*** GIVEN RECORDS Section Begins ***

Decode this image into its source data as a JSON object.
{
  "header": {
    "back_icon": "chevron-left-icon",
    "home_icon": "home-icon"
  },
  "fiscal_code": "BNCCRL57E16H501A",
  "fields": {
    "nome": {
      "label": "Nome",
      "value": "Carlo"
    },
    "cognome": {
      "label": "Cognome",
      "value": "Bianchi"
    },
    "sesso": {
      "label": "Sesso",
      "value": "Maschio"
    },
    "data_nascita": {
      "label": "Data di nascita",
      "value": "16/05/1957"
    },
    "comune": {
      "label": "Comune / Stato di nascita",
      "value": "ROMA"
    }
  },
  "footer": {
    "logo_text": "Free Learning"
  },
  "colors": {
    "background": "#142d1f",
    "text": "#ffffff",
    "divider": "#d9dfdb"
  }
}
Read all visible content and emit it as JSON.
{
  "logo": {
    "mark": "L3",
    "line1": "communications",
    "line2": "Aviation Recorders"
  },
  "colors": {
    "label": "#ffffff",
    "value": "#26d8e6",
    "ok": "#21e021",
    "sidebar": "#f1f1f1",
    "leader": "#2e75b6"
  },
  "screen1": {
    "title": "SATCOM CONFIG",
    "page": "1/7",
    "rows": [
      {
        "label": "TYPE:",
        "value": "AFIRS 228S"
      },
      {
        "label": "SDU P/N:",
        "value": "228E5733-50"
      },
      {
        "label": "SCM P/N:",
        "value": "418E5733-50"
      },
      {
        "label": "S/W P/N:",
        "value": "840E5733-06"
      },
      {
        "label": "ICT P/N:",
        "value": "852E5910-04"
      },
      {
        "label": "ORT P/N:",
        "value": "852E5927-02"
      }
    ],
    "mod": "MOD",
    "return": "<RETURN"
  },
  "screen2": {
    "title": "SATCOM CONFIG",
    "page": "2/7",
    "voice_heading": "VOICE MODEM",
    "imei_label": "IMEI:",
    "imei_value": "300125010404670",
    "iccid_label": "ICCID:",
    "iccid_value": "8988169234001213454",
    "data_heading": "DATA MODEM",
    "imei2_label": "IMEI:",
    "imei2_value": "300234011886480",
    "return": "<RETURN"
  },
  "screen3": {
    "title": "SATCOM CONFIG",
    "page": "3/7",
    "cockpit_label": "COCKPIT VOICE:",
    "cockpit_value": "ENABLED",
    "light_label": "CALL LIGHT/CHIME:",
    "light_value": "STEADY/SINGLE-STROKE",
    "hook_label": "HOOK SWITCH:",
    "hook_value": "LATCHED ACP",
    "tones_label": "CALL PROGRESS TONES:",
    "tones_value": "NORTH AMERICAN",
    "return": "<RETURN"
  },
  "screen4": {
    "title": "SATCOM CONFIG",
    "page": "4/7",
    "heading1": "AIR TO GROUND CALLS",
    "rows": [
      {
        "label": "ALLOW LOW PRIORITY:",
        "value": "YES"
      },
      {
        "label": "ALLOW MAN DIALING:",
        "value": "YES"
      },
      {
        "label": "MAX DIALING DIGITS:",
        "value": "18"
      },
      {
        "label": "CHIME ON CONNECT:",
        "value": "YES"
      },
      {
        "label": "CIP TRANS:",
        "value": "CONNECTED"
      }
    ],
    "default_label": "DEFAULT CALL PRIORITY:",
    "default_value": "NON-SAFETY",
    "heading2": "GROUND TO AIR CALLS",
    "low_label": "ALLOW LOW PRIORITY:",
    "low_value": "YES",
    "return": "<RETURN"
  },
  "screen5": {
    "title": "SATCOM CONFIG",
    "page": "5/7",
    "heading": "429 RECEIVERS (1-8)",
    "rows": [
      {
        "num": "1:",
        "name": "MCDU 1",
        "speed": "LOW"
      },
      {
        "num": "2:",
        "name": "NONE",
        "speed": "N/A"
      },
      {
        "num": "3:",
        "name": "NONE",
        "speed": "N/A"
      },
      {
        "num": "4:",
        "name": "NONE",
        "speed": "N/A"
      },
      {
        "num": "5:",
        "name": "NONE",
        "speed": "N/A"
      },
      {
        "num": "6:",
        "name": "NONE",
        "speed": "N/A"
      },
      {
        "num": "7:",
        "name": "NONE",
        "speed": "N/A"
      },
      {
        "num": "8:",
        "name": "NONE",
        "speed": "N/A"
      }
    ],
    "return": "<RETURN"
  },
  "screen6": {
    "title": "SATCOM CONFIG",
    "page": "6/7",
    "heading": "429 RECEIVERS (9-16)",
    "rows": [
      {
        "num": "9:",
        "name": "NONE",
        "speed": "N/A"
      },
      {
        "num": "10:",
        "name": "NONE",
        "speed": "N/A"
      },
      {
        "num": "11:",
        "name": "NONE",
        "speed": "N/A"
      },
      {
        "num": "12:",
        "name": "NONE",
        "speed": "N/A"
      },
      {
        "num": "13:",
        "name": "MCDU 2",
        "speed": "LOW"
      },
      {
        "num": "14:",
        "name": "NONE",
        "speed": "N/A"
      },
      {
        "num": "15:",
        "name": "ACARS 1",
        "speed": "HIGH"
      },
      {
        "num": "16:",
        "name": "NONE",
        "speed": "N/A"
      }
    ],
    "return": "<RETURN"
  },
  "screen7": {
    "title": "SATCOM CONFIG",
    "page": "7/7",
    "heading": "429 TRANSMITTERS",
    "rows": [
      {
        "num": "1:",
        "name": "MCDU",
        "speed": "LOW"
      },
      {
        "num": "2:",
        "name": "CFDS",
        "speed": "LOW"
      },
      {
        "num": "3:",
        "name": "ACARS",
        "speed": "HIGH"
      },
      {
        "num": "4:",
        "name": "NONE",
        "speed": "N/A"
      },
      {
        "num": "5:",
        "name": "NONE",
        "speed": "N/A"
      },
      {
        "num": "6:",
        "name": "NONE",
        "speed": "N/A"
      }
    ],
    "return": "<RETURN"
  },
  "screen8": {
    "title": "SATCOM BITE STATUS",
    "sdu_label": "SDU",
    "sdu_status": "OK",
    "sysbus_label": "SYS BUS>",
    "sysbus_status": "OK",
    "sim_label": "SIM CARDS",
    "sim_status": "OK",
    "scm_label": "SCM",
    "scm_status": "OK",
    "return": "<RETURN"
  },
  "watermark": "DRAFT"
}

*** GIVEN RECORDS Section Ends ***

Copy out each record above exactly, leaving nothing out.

(ANSWER SPACE)
Decode this image into its source data as a JSON object.
{
  "header": {
    "back_icon": "chevron-left-icon",
    "home_icon": "home-icon"
  },
  "fiscal_code": "BNCCRL57E16H501A",
  "fields": {
    "nome": {
      "label": "Nome",
      "value": "Carlo"
    },
    "cognome": {
      "label": "Cognome",
      "value": "Bianchi"
    },
    "sesso": {
      "label": "Sesso",
      "value": "Maschio"
    },
    "data_nascita": {
      "label": "Data di nascita",
      "value": "16/05/1957"
    },
    "comune": {
      "label": "Comune / Stato di nascita",
      "value": "ROMA"
    }
  },
  "footer": {
    "logo_text": "Free Learning"
  },
  "colors": {
    "background": "#142d1f",
    "text": "#ffffff",
    "divider": "#d9dfdb"
  }
}
Read all visible content and emit it as JSON.
{
  "logo": {
    "mark": "L3",
    "line1": "communications",
    "line2": "Aviation Recorders"
  },
  "colors": {
    "label": "#ffffff",
    "value": "#26d8e6",
    "ok": "#21e021",
    "sidebar": "#f1f1f1",
    "leader": "#2e75b6"
  },
  "screen1": {
    "title": "SATCOM CONFIG",
    "page": "1/7",
    "rows": [
      {
        "label": "TYPE:",
        "value": "AFIRS 228S"
      },
      {
        "label": "SDU P/N:",
        "value": "228E5733-50"
      },
      {
        "label": "SCM P/N:",
        "value": "418E5733-50"
      },
      {
        "label": "S/W P/N:",
        "value": "840E5733-06"
      },
      {
        "label": "ICT P/N:",
        "value": "852E5910-04"
      },
      {
        "label": "ORT P/N:",
        "value": "852E5927-02"
      }
    ],
    "mod": "MOD",
    "return": "<RETURN"
  },
  "screen2": {
    "title": "SATCOM CONFIG",
    "page": "2/7",
    "voice_heading": "VOICE MODEM",
    "imei_label": "IMEI:",
    "imei_value": "300125010404670",
    "iccid_label": "ICCID:",
    "iccid_value": "8988169234001213454",
    "data_heading": "DATA MODEM",
    "imei2_label": "IMEI:",
    "imei2_value": "300234011886480",
    "return": "<RETURN"
  },
  "screen3": {
    "title": "SATCOM CONFIG",
    "page": "3/7",
    "cockpit_label": "COCKPIT VOICE:",
    "cockpit_value": "ENABLED",
    "light_label": "CALL LIGHT/CHIME:",
    "light_value": "STEADY/SINGLE-STROKE",
    "hook_label": "HOOK SWITCH:",
    "hook_value": "LATCHED ACP",
    "tones_label": "CALL PROGRESS TONES:",
    "tones_value": "NORTH AMERICAN",
    "return": "<RETURN"
  },
  "screen4": {
    "title": "SATCOM CONFIG",
    "page": "4/7",
    "heading1": "AIR TO GROUND CALLS",
    "rows": [
      {
        "label": "ALLOW LOW PRIORITY:",
        "value": "YES"
      },
      {
        "label": "ALLOW MAN DIALING:",
        "value": "YES"
      },
      {
        "label": "MAX DIALING DIGITS:",
        "value": "18"
      },
      {
        "label": "CHIME ON CONNECT:",
        "value": "YES"
      },
      {
        "label": "CIP TRANS:",
        "value": "CONNECTED"
      }
    ],
    "default_label": "DEFAULT CALL PRIORITY:",
    "default_value": "NON-SAFETY",
    "heading2": "GROUND TO AIR CALLS",
    "low_label": "ALLOW LOW PRIORITY:",
    "low_value": "YES",
    "return": "<RETURN"
  },
  "screen5": {
    "title": "SATCOM CONFIG",
    "page": "5/7",
    "heading": "429 RECEIVERS (1-8)",
    "rows": [
      {
        "num": "1:",
        "name": "MCDU 1",
        "speed": "LOW"
      },
      {
        "num": "2:",
        "name": "NONE",
        "speed": "N/A"
      },
      {
        "num": "3:",
        "name": "NONE",
        "speed": "N/A"
      },
      {
        "num": "4:",
        "name": "NONE",
        "speed": "N/A"
      },
      {
        "num": "5:",
        "name": "NONE",
        "speed": "N/A"
      },
      {
        "num": "6:",
        "name": "NONE",
        "speed": "N/A"
      },
      {
        "num": "7:",
        "name": "NONE",
        "speed": "N/A"
      },
      {
        "num": "8:",
        "name": "NONE",
        "speed": "N/A"
      }
    ],
    "return": "<RETURN"
  },
  "screen6": {
    "title": "SATCOM CONFIG",
    "page": "6/7",
    "heading": "429 RECEIVERS (9-16)",
    "rows": [
      {
        "num": "9:",
        "name": "NONE",
        "speed": "N/A"
      },
      {
        "num": "10:",
        "name": "NONE",
        "speed": "N/A"
      },
      {
        "num": "11:",
        "name": "NONE",
        "speed": "N/A"
      },
      {
        "num": "12:",
        "name": "NONE",
        "speed": "N/A"
      },
      {
        "num": "13:",
        "name": "MCDU 2",
        "speed": "LOW"
      },
      {
        "num": "14:",
        "name": "NONE",
        "speed": "N/A"
      },
      {
        "num": "15:",
        "name": "ACARS 1",
        "speed": "HIGH"
      },
      {
        "num": "16:",
        "name": "NONE",
        "speed": "N/A"
      }
    ],
    "return": "<RETURN"
  },
  "screen7": {
    "title": "SATCOM CONFIG",
    "page": "7/7",
    "heading": "429 TRANSMITTERS",
    "rows": [
      {
        "num": "1:",
        "name": "MCDU",
        "speed": "LOW"
      },
      {
        "num": "2:",
        "name": "CFDS",
        "speed": "LOW"
      },
      {
        "num": "3:",
        "name": "ACARS",
        "speed": "HIGH"
      },
      {
        "num": "4:",
        "name": "NONE",
        "speed": "N/A"
      },
      {
        "num": "5:",
        "name": "NONE",
        "speed": "N/A"
      },
      {
        "num": "6:",
        "name": "NONE",
        "speed": "N/A"
      }
    ],
    "return": "<RETURN"
  },
  "screen8": {
    "title": "SATCOM BITE STATUS",
    "sdu_label": "SDU",
    "sdu_status": "OK",
    "sysbus_label": "SYS BUS>",
    "sysbus_status": "OK",
    "sim_label": "SIM CARDS",
    "sim_status": "OK",
    "scm_label": "SCM",
    "scm_status": "OK",
    "return": "<RETURN"
  },
  "watermark": "DRAFT"
}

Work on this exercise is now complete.